WHAT YOU NEED TO DO: Show every line in the entries below where the word "Number" appears.

EXTRACTED ENTRIES:
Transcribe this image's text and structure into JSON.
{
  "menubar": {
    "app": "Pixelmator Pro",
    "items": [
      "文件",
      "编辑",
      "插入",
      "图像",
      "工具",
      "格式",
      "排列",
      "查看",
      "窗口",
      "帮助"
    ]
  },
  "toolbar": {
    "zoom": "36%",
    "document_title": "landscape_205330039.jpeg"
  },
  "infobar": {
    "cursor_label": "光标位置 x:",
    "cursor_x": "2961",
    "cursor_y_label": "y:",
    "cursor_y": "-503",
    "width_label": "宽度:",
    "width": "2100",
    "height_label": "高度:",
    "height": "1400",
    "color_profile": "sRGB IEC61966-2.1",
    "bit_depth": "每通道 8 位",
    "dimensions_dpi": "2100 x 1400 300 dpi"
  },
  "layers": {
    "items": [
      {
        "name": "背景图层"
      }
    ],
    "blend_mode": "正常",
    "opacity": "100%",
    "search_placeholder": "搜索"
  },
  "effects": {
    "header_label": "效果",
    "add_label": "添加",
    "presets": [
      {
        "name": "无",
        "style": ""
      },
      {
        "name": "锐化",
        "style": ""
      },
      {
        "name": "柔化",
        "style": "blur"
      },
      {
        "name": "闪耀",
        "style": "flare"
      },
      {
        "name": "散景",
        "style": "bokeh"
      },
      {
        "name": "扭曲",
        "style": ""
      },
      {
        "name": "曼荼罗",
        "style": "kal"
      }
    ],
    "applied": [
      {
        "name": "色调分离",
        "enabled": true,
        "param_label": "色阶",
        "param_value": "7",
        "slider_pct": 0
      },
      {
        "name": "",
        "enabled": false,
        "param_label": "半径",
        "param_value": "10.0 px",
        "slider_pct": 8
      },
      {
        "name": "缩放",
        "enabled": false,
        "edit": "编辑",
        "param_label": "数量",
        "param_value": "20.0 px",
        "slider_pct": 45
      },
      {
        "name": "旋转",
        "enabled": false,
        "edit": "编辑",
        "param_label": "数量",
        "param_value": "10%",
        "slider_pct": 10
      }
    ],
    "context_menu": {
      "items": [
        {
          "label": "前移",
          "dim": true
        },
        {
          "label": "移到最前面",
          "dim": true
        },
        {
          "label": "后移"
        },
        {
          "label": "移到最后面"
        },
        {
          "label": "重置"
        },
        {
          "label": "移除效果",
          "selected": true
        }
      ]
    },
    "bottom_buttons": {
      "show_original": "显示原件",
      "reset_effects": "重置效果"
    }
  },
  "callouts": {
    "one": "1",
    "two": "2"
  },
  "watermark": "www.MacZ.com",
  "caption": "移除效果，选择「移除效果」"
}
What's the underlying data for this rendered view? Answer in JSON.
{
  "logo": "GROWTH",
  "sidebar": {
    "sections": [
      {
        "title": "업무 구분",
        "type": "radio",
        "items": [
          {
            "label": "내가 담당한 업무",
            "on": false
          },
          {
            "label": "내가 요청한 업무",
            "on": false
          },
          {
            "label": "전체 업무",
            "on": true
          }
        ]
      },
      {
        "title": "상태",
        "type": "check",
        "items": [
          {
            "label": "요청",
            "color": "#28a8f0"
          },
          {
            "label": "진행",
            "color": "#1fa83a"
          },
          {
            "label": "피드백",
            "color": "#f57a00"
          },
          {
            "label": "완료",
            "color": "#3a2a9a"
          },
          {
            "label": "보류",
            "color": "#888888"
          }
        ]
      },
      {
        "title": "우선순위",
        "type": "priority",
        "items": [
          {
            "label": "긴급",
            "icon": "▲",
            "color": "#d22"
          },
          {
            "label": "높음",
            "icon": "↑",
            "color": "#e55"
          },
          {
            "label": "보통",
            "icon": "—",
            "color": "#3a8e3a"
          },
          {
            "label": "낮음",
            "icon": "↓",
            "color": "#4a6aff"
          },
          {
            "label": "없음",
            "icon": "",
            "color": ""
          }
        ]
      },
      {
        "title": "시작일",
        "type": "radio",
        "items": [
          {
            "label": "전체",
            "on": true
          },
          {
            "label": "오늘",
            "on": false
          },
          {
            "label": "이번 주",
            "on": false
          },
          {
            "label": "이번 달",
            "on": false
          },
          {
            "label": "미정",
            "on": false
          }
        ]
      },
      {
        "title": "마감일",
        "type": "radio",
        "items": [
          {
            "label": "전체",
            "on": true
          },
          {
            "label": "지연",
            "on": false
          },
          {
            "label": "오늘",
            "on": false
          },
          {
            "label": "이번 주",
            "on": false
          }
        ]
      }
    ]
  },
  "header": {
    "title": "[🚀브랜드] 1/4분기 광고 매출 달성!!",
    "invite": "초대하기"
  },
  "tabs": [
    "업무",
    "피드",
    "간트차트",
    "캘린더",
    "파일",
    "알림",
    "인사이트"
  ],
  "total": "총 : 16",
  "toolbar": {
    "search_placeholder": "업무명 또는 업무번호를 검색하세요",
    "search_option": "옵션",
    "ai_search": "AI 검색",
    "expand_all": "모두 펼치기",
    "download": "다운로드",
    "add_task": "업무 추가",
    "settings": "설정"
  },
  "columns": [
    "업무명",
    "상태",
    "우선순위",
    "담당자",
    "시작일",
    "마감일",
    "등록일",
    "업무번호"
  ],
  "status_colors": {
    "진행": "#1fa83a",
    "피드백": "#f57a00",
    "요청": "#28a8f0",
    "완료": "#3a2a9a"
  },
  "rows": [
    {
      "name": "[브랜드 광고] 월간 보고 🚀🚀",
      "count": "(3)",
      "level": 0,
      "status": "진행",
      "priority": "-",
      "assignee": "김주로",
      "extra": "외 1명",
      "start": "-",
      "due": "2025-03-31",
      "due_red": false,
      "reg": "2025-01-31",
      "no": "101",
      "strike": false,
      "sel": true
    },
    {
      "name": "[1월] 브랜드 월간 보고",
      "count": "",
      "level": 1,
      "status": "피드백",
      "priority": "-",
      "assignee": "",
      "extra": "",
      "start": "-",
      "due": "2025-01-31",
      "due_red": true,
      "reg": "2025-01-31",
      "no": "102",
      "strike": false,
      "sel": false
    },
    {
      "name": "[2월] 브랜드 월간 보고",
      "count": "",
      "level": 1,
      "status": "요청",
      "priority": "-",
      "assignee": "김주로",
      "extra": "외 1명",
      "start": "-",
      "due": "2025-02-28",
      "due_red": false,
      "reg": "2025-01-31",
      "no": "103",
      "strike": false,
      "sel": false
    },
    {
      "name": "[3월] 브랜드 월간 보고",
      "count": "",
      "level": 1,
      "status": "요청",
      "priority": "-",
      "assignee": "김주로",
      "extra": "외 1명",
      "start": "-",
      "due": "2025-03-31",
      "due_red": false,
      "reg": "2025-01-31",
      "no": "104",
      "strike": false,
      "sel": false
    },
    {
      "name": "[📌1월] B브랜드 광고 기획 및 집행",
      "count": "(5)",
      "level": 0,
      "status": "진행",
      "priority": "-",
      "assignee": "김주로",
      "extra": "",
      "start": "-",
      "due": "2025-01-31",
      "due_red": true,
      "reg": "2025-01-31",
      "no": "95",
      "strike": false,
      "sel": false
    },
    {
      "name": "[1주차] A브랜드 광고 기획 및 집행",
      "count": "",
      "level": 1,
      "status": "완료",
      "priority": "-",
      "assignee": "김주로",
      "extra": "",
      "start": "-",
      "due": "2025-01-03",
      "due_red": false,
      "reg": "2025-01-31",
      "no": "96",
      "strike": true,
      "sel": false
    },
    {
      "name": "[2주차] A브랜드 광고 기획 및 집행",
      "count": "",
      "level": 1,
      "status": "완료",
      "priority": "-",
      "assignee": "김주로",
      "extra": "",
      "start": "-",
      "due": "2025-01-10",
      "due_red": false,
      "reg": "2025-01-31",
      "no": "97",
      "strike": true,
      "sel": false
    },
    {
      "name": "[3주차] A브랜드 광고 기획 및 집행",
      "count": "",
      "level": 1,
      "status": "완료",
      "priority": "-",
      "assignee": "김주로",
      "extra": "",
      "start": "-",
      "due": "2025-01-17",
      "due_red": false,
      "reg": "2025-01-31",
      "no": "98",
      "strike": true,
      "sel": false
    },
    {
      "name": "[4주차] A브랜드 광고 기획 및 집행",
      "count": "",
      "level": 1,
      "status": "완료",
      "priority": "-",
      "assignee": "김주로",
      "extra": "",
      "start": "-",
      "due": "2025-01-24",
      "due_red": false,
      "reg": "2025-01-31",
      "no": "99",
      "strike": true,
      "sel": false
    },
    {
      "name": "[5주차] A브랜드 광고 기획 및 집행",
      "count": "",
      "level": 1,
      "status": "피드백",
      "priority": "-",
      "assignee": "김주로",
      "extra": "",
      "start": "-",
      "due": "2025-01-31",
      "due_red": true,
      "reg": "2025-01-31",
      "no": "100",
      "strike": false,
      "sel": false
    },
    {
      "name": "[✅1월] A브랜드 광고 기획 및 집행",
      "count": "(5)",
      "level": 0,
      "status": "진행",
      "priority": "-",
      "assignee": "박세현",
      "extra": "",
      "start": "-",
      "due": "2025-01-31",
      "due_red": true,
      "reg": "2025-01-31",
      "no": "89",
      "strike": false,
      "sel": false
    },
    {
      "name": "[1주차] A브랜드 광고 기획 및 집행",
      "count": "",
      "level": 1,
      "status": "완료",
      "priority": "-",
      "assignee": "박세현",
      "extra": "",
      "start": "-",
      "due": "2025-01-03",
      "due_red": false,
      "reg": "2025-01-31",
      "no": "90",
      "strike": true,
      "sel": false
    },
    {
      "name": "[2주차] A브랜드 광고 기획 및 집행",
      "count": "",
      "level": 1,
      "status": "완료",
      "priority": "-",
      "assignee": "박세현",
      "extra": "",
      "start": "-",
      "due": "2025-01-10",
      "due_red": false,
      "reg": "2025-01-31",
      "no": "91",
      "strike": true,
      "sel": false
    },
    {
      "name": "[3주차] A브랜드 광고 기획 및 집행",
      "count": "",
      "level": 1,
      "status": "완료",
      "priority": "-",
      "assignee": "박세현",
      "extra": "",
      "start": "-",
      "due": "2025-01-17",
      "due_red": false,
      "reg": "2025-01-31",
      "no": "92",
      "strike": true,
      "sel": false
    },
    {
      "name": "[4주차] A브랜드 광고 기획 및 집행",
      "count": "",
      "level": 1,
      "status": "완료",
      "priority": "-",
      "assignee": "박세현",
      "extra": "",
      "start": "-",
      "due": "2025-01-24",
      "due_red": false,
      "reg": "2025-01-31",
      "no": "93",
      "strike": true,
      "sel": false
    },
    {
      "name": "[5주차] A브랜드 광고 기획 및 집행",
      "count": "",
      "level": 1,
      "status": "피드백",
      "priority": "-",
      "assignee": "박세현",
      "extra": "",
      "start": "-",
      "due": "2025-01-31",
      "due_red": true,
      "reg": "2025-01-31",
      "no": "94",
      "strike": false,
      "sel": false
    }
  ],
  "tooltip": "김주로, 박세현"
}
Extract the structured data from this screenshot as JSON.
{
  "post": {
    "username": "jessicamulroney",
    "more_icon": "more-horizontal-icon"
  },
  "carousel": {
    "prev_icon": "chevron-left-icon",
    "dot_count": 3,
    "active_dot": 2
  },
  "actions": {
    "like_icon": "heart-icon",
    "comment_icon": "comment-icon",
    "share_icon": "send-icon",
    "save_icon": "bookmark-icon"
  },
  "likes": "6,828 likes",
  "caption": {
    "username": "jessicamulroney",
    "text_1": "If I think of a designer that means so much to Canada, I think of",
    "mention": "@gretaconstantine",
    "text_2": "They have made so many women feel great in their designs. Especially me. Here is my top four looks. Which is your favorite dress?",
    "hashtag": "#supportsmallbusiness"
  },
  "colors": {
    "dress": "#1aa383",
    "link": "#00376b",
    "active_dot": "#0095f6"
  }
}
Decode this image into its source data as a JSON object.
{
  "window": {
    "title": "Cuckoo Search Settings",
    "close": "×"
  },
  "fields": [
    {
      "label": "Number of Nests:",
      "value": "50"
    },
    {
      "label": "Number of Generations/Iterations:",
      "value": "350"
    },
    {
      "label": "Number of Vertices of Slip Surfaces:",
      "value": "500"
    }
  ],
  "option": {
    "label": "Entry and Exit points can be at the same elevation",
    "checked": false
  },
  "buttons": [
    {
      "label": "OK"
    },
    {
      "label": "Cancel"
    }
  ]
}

TASK ANSWER:
      "label": "Number of Nests:",
      "label": "Number of Generations/Iterations:",
      "label": "Number of Vertices of Slip Surfaces:",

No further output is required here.